◆ What you should do
Please return the lines of the data that contain "Bienvenue".

◆ Data to process
════════════════
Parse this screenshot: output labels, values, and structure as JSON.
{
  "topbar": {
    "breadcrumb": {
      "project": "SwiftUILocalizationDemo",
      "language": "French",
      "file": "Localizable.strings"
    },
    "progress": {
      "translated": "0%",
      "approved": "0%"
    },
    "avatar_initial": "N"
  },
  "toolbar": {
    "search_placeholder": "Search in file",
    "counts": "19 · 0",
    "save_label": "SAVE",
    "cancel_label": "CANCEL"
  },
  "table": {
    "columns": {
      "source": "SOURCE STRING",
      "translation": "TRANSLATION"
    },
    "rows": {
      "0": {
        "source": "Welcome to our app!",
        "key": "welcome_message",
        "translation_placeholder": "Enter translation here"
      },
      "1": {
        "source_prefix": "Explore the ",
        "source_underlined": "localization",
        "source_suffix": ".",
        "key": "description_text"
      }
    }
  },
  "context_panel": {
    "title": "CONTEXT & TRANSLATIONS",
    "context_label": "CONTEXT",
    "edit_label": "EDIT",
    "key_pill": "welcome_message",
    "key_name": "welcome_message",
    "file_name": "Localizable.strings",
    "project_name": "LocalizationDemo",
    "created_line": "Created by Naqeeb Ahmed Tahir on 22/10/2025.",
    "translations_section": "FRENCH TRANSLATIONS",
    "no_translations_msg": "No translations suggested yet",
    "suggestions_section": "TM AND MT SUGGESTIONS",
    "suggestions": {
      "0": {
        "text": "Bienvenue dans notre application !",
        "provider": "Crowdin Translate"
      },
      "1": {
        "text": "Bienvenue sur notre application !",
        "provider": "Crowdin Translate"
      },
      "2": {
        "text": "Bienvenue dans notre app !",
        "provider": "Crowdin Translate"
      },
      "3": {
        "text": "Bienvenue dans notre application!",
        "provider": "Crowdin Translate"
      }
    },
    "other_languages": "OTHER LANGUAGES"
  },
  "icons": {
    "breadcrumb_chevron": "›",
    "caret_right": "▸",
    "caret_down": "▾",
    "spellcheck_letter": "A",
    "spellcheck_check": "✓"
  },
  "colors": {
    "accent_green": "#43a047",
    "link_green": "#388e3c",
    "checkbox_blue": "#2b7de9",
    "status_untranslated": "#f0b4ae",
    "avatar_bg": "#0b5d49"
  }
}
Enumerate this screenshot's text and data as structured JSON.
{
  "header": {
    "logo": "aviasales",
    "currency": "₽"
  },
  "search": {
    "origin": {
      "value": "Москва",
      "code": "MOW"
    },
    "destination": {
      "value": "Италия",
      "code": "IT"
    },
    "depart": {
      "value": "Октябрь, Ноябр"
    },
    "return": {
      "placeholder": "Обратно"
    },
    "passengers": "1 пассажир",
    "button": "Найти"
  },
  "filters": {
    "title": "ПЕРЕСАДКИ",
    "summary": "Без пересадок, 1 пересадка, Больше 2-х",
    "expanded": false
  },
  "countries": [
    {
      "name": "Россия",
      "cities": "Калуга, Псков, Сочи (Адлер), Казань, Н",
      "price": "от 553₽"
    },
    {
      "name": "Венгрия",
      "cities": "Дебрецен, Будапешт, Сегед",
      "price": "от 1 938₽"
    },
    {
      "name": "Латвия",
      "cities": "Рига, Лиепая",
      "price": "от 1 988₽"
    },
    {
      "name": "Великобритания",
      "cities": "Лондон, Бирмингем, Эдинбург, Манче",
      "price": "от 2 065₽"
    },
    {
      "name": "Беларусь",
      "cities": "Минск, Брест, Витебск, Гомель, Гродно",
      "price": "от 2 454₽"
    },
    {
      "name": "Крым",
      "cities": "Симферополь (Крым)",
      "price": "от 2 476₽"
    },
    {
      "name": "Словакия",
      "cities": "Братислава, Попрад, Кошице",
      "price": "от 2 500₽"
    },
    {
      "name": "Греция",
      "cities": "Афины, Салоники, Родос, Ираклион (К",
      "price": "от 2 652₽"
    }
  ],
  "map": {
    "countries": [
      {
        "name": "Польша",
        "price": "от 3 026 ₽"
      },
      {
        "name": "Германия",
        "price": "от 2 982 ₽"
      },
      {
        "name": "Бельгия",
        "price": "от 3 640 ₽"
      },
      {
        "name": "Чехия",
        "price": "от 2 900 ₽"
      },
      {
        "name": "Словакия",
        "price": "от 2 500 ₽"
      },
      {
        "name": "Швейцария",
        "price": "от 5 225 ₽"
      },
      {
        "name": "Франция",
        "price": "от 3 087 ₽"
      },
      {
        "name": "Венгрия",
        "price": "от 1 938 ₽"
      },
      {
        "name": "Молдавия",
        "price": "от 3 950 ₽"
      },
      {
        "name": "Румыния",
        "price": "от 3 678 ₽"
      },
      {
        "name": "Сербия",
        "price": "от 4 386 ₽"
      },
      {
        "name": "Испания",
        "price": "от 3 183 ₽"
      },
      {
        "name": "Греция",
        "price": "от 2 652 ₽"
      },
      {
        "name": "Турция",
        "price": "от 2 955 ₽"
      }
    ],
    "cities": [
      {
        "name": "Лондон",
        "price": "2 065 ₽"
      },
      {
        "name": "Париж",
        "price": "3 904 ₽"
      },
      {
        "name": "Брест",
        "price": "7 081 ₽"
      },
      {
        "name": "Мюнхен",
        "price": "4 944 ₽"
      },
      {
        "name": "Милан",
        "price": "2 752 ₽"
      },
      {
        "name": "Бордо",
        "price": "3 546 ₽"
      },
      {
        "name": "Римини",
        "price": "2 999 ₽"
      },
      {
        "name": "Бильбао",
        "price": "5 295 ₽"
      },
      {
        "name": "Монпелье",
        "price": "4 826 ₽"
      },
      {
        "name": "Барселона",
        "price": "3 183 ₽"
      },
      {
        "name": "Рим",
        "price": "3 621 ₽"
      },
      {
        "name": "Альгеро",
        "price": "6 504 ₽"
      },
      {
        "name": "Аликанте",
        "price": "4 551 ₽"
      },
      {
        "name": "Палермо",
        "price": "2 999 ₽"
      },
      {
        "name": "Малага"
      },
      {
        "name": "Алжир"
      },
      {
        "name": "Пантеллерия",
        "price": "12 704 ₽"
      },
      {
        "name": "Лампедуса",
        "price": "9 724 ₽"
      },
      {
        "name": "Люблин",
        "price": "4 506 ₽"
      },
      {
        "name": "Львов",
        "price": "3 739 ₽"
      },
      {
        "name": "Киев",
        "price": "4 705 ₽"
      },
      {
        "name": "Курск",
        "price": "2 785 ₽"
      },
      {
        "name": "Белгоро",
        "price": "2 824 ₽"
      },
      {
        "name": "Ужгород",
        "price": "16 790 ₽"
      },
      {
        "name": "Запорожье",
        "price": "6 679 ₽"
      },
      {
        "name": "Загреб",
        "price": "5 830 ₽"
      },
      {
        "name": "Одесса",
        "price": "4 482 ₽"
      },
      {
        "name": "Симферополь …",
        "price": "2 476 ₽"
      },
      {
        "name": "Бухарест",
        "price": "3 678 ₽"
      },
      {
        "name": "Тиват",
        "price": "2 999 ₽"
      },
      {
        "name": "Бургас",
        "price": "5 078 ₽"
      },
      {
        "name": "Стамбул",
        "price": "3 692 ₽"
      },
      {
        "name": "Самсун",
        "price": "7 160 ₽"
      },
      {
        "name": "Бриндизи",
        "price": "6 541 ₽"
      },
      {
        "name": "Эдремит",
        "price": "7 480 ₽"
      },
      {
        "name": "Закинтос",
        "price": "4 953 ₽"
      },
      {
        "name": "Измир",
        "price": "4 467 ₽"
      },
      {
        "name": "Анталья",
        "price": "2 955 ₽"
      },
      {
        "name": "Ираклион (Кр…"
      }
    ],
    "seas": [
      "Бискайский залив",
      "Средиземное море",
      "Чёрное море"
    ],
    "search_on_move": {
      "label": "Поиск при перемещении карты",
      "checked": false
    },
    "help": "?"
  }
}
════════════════
◆ Solved problem
        "text": "Bienvenue dans notre application !",
        "text": "Bienvenue sur notre application !",
        "text": "Bienvenue dans notre app !",
        "text": "Bienvenue dans notre application!",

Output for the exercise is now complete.